**What is required**
Each record below must be returned exactly as shown.

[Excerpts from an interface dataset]

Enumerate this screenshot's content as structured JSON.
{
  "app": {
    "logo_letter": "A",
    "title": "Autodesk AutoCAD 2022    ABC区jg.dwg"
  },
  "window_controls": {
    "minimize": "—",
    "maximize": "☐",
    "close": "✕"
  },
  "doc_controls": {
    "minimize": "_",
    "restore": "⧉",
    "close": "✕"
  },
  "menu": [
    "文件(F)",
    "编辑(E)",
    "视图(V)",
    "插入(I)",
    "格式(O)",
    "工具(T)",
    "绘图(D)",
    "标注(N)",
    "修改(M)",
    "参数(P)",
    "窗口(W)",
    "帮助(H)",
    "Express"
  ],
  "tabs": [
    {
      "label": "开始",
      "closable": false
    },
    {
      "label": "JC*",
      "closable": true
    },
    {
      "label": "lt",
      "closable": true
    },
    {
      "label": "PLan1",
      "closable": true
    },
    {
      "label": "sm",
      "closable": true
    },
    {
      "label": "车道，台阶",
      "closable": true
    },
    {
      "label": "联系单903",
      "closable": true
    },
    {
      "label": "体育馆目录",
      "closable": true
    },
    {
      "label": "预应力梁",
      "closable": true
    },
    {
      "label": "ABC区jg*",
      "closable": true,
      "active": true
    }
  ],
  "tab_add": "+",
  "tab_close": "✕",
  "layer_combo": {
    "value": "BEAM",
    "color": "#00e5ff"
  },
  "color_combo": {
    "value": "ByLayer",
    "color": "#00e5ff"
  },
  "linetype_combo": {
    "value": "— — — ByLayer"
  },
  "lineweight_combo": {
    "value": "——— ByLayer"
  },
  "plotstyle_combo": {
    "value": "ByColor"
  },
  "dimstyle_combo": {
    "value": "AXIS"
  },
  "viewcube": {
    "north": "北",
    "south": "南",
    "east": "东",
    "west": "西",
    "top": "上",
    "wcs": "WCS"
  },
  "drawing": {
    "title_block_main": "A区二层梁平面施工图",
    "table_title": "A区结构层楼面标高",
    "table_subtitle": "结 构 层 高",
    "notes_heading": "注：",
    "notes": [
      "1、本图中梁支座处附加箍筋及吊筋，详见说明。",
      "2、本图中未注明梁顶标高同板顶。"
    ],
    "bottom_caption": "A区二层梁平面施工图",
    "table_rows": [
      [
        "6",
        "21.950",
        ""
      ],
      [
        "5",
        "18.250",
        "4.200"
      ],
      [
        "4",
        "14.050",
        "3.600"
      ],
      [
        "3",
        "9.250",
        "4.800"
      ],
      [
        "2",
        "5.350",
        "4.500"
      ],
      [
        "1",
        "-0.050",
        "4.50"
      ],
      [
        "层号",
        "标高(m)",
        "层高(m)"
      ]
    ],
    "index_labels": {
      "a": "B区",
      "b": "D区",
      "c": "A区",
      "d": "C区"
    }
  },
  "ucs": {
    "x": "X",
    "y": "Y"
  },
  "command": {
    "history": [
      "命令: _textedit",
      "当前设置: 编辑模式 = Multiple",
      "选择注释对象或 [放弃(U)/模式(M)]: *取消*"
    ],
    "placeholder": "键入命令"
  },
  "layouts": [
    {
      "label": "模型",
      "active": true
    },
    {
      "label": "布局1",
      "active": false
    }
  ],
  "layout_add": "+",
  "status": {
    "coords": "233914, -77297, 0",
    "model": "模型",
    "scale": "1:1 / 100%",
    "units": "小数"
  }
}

**Task solution**
Enumerate this screenshot's content as structured JSON.
{
  "app": {
    "logo_letter": "A",
    "title": "Autodesk AutoCAD 2022    ABC区jg.dwg"
  },
  "window_controls": {
    "minimize": "—",
    "maximize": "☐",
    "close": "✕"
  },
  "doc_controls": {
    "minimize": "_",
    "restore": "⧉",
    "close": "✕"
  },
  "menu": [
    "文件(F)",
    "编辑(E)",
    "视图(V)",
    "插入(I)",
    "格式(O)",
    "工具(T)",
    "绘图(D)",
    "标注(N)",
    "修改(M)",
    "参数(P)",
    "窗口(W)",
    "帮助(H)",
    "Express"
  ],
  "tabs": [
    {
      "label": "开始",
      "closable": false
    },
    {
      "label": "JC*",
      "closable": true
    },
    {
      "label": "lt",
      "closable": true
    },
    {
      "label": "PLan1",
      "closable": true
    },
    {
      "label": "sm",
      "closable": true
    },
    {
      "label": "车道，台阶",
      "closable": true
    },
    {
      "label": "联系单903",
      "closable": true
    },
    {
      "label": "体育馆目录",
      "closable": true
    },
    {
      "label": "预应力梁",
      "closable": true
    },
    {
      "label": "ABC区jg*",
      "closable": true,
      "active": true
    }
  ],
  "tab_add": "+",
  "tab_close": "✕",
  "layer_combo": {
    "value": "BEAM",
    "color": "#00e5ff"
  },
  "color_combo": {
    "value": "ByLayer",
    "color": "#00e5ff"
  },
  "linetype_combo": {
    "value": "— — — ByLayer"
  },
  "lineweight_combo": {
    "value": "——— ByLayer"
  },
  "plotstyle_combo": {
    "value": "ByColor"
  },
  "dimstyle_combo": {
    "value": "AXIS"
  },
  "viewcube": {
    "north": "北",
    "south": "南",
    "east": "东",
    "west": "西",
    "top": "上",
    "wcs": "WCS"
  },
  "drawing": {
    "title_block_main": "A区二层梁平面施工图",
    "table_title": "A区结构层楼面标高",
    "table_subtitle": "结 构 层 高",
    "notes_heading": "注：",
    "notes": [
      "1、本图中梁支座处附加箍筋及吊筋，详见说明。",
      "2、本图中未注明梁顶标高同板顶。"
    ],
    "bottom_caption": "A区二层梁平面施工图",
    "table_rows": [
      [
        "6",
        "21.950",
        ""
      ],
      [
        "5",
        "18.250",
        "4.200"
      ],
      [
        "4",
        "14.050",
        "3.600"
      ],
      [
        "3",
        "9.250",
        "4.800"
      ],
      [
        "2",
        "5.350",
        "4.500"
      ],
      [
        "1",
        "-0.050",
        "4.50"
      ],
      [
        "层号",
        "标高(m)",
        "层高(m)"
      ]
    ],
    "index_labels": {
      "a": "B区",
      "b": "D区",
      "c": "A区",
      "d": "C区"
    }
  },
  "ucs": {
    "x": "X",
    "y": "Y"
  },
  "command": {
    "history": [
      "命令: _textedit",
      "当前设置: 编辑模式 = Multiple",
      "选择注释对象或 [放弃(U)/模式(M)]: *取消*"
    ],
    "placeholder": "键入命令"
  },
  "layouts": [
    {
      "label": "模型",
      "active": true
    },
    {
      "label": "布局1",
      "active": false
    }
  ],
  "layout_add": "+",
  "status": {
    "coords": "233914, -77297, 0",
    "model": "模型",
    "scale": "1:1 / 100%",
    "units": "小数"
  }
}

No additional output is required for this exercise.